Information provided:

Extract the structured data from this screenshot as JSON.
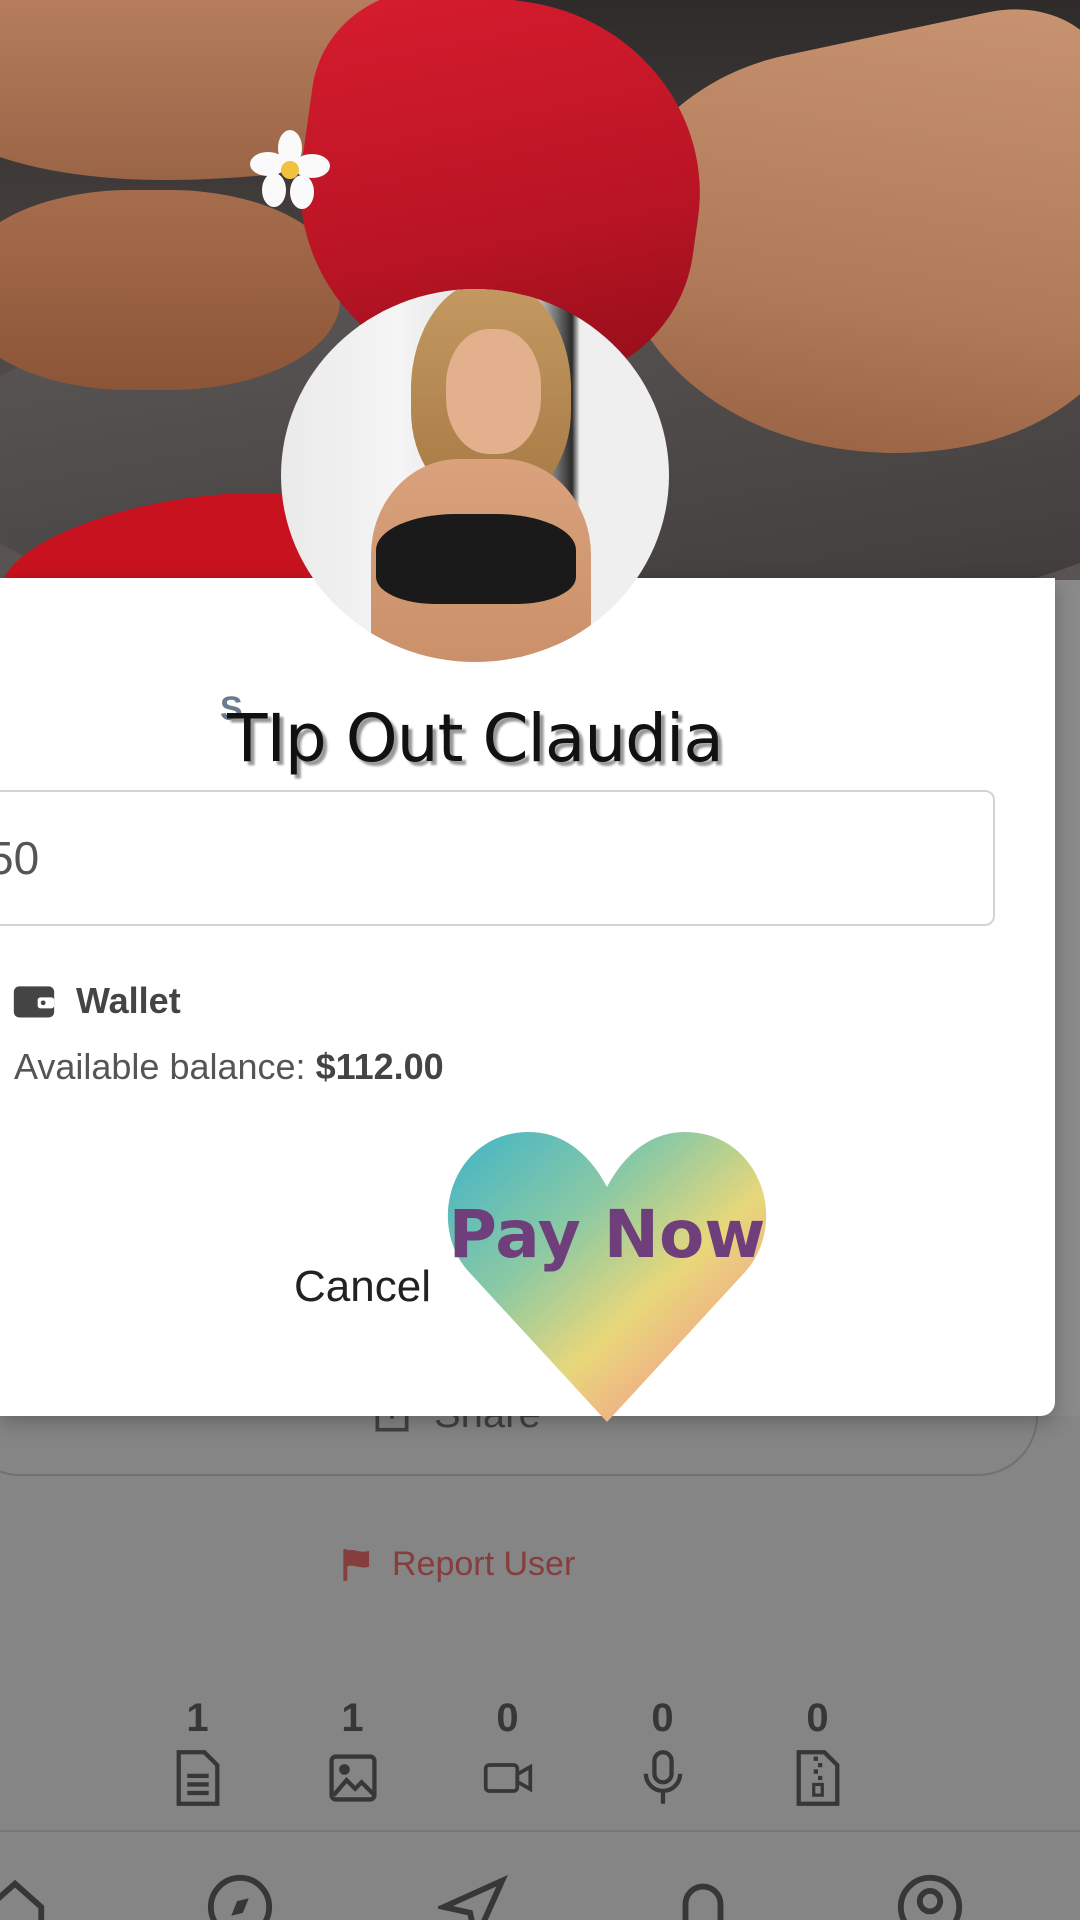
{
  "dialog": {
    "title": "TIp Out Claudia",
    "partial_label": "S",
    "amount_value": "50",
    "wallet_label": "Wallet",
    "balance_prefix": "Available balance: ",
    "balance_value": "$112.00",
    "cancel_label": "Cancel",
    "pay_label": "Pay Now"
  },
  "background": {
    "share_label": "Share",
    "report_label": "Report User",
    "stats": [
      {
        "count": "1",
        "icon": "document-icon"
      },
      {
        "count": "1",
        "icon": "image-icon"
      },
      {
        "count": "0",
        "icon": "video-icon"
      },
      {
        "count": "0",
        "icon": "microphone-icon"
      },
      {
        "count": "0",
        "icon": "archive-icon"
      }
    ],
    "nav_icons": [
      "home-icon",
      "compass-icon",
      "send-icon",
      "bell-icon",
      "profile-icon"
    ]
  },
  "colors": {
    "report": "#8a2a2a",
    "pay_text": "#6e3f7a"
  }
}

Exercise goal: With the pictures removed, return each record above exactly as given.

Response below:
Extract the structured data from this screenshot as JSON.
{
  "dialog": {
    "title": "TIp Out Claudia",
    "partial_label": "S",
    "amount_value": "50",
    "wallet_label": "Wallet",
    "balance_prefix": "Available balance: ",
    "balance_value": "$112.00",
    "cancel_label": "Cancel",
    "pay_label": "Pay Now"
  },
  "background": {
    "share_label": "Share",
    "report_label": "Report User",
    "stats": [
      {
        "count": "1",
        "icon": "document-icon"
      },
      {
        "count": "1",
        "icon": "image-icon"
      },
      {
        "count": "0",
        "icon": "video-icon"
      },
      {
        "count": "0",
        "icon": "microphone-icon"
      },
      {
        "count": "0",
        "icon": "archive-icon"
      }
    ],
    "nav_icons": [
      "home-icon",
      "compass-icon",
      "send-icon",
      "bell-icon",
      "profile-icon"
    ]
  },
  "colors": {
    "report": "#8a2a2a",
    "pay_text": "#6e3f7a"
  }
}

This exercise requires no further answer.